Regarding risk detection, mitigation and avoidance, tax planning is imperative in the context of the ongoing efforts of tax administrations to digitalize and automate work processes. Functions previously handled by internal tax departments are now performed by the tax authorities. For example, in the area of indirect taxes, internal data is transmitted directly to the tax authorities and evaluated by automated means. This comes very close to a “real-time” audit.
To provide standardized data to the tax authorities, internal processes must be defined and structured according to a detailed tax control framework.
Tax authorities exchange information, the complexity of tax assessments increases, and lengthy reconciliation procedures are required. This triggers a corresponding demand for the creation of resources in relevant tax administrations and calls for appropriate dispute resolution mechanisms. The adaptation is likely to take some time, and therefore entails a certain risk of double taxation and double non-taxation, which may require resolution through the appeals courts.
Future of Tax Planning
As a consequence of these developments, qualitative tax planning will become much more important. On the one hand, it is important to ensure that the group internal narrative regarding the business model is designed coherently across countries.

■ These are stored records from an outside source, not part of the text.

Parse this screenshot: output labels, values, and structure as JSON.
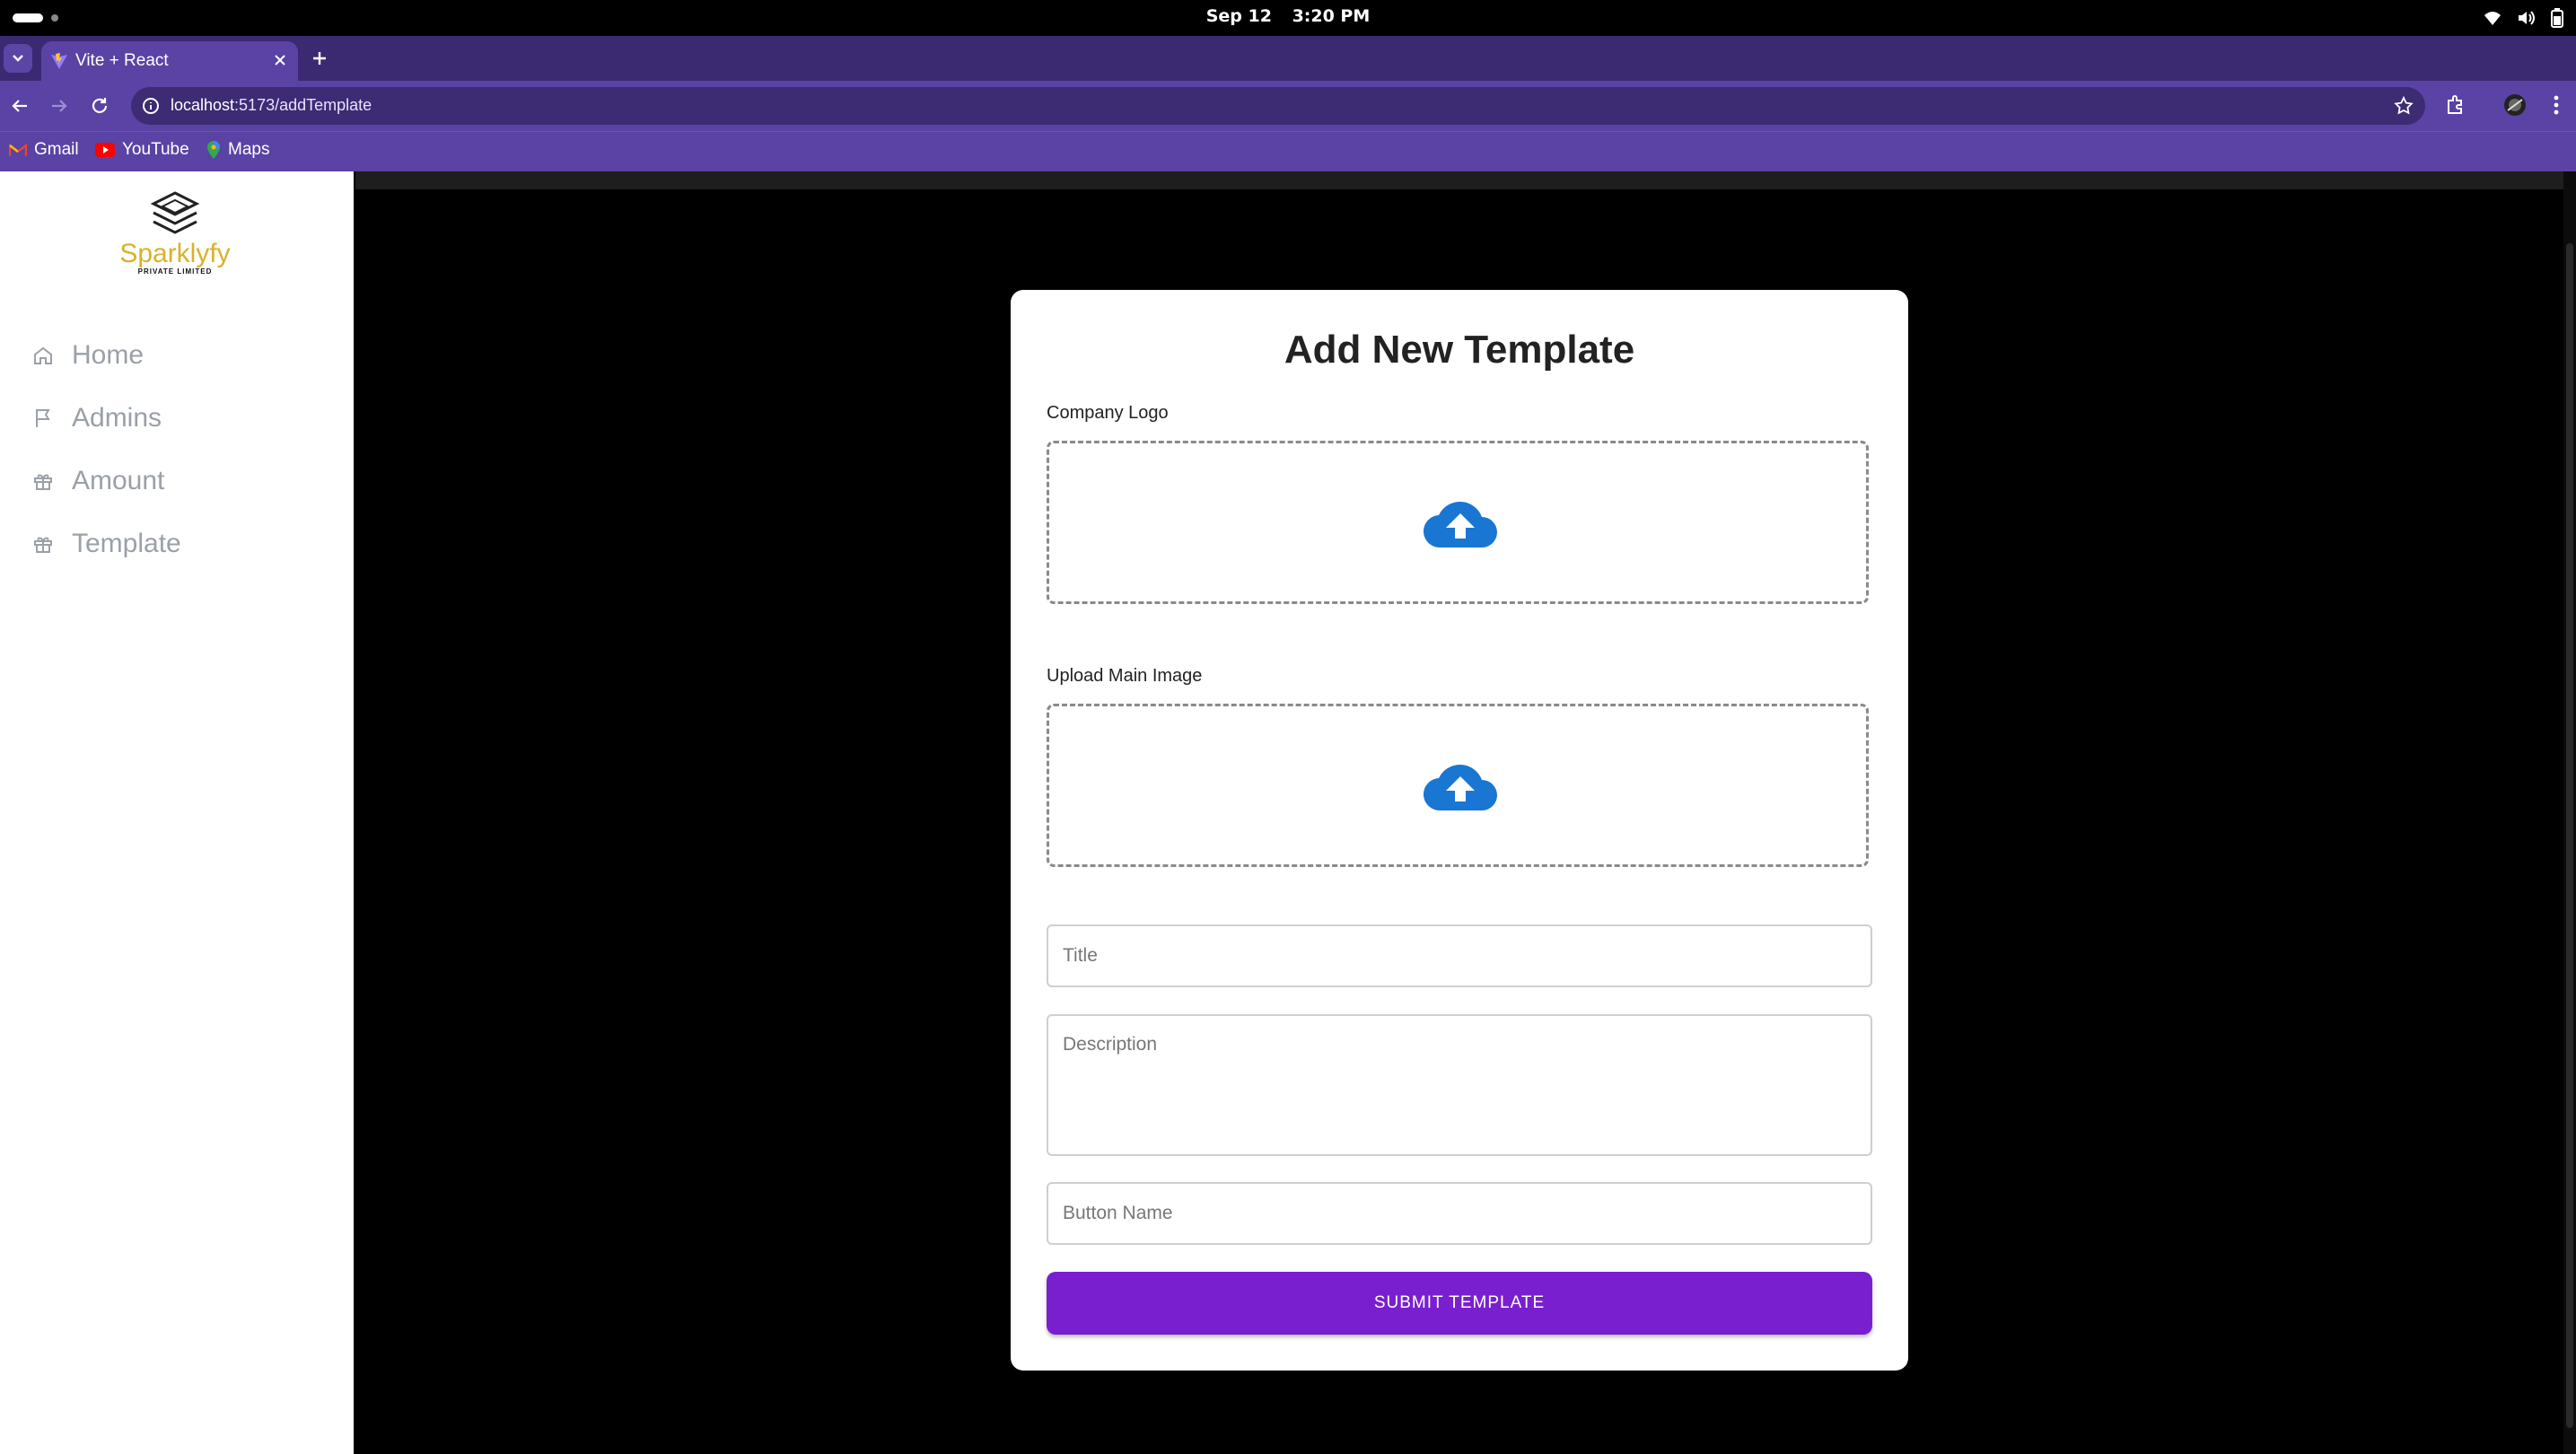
{
  "os": {
    "date": "Sep 12",
    "time": "3:20 PM"
  },
  "browser": {
    "tab_title": "Vite + React",
    "url_host": "localhost",
    "url_path": ":5173/addTemplate",
    "bookmarks": [
      "Gmail",
      "YouTube",
      "Maps"
    ]
  },
  "sidebar": {
    "logo_name": "Sparklyfy",
    "logo_sub": "PRIVATE LIMITED",
    "items": [
      {
        "label": "Home",
        "icon": "home-icon"
      },
      {
        "label": "Admins",
        "icon": "flag-icon"
      },
      {
        "label": "Amount",
        "icon": "gift-icon"
      },
      {
        "label": "Template",
        "icon": "gift-icon"
      }
    ]
  },
  "form": {
    "title": "Add New Template",
    "logo_label": "Company Logo",
    "main_image_label": "Upload Main Image",
    "title_placeholder": "Title",
    "description_placeholder": "Description",
    "button_name_placeholder": "Button Name",
    "submit_label": "SUBMIT TEMPLATE"
  },
  "colors": {
    "accent": "#7a1fd0",
    "upload_icon": "#1976d2",
    "chrome": "#5a43a4",
    "logo_gold": "#d9b229"
  }
}
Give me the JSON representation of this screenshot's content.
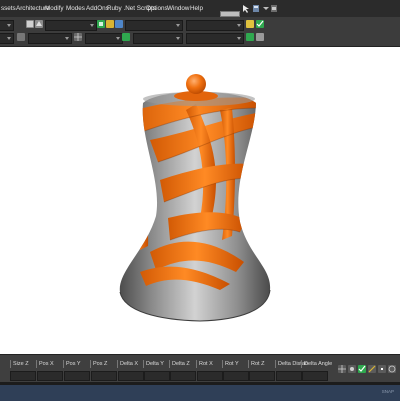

On the other hand, to be able to meet the new external requirements, a more automated tax controlling approach along the value chain is indispensable when it comes to understanding processes of individual business units in detail.
The internal tax control system is designed to ensure that business areas discuss planned changes with the group’s internal tax department in advance, to ensure that these changes are only initiated if no tax compliance regulations have been overlooked in the process.
Furthermore, with the extension of the tax nexus, it will become more difficult to avoid creating a permanent establishment with tax planning instruments. An important aspect of the “fragmentation” of the tax liability of a multinational enterprise is the significant increase in taxpayer compliance costs.
Summary and Outlook
International tax planning should and will continue to exist. The international measures are not intended to eliminate international tax competition, but to limit it to a fair and reasonable level. Tax planning remains a legitimate business tool, as long as it is exercised within certain internationally recognized limits.
To avoid significant disputes with local tax authorities, increasingly comprehensive tax compliance will be required, the personnel and financial effort of which can be partially offset by digitalization. For this purpose, many companies have also introduced a code of tax conduct for tax planning and compliance purposes, which is now considered part of sound corporate governance.
Therefore, qualitative tax planning will be of greater importance in the future. The effective tax burden of a multinational enterprise will be considered in relation to the principles of sustainability and corporate social responsibility, which will become increasingly important.
As a result, it is no longer a matter of minimizing the tax burden by playing off inconsistent local tax rules (hybrid mismatch in local tax laws), but rather of legitimately optimizing the tax burden (structural, operational, cross-border planning) as well as recognizing that the taxation of profits should take place where the value-driving functions are actually performed.
Qualitative tax planning is therefore not contrary to quantitative tax planning; rather, it introduces an additional emphasis which is likely to become increasingly important today and in the future.
Note: This article is based on a longer article in German originally published in April 2022 in the Archiv für Schweizerisches Abgaberecht (ASA) 90 │ 10, pp. 619-638 available here and here.
This article does not necessarily reflect the opinion of The Bureau of National Affairs, Inc., the publisher of Bloomberg Law and Bloomberg Tax, or its owners.
Martin Arzethauser Ph.D. is Head, Group Tax, with Kuehne+Nagel Management AG.
Daniel Lehmann Ph.D. is a Swiss certified tax expert and Anke Stumm Ph.D. is an attorney-at-law/Swiss certified tax expert with Bär & Karrer, Zurich.
The authors may be contacted at: firstname.lastname@example.org; email@example.com; firstname.lastname@example.org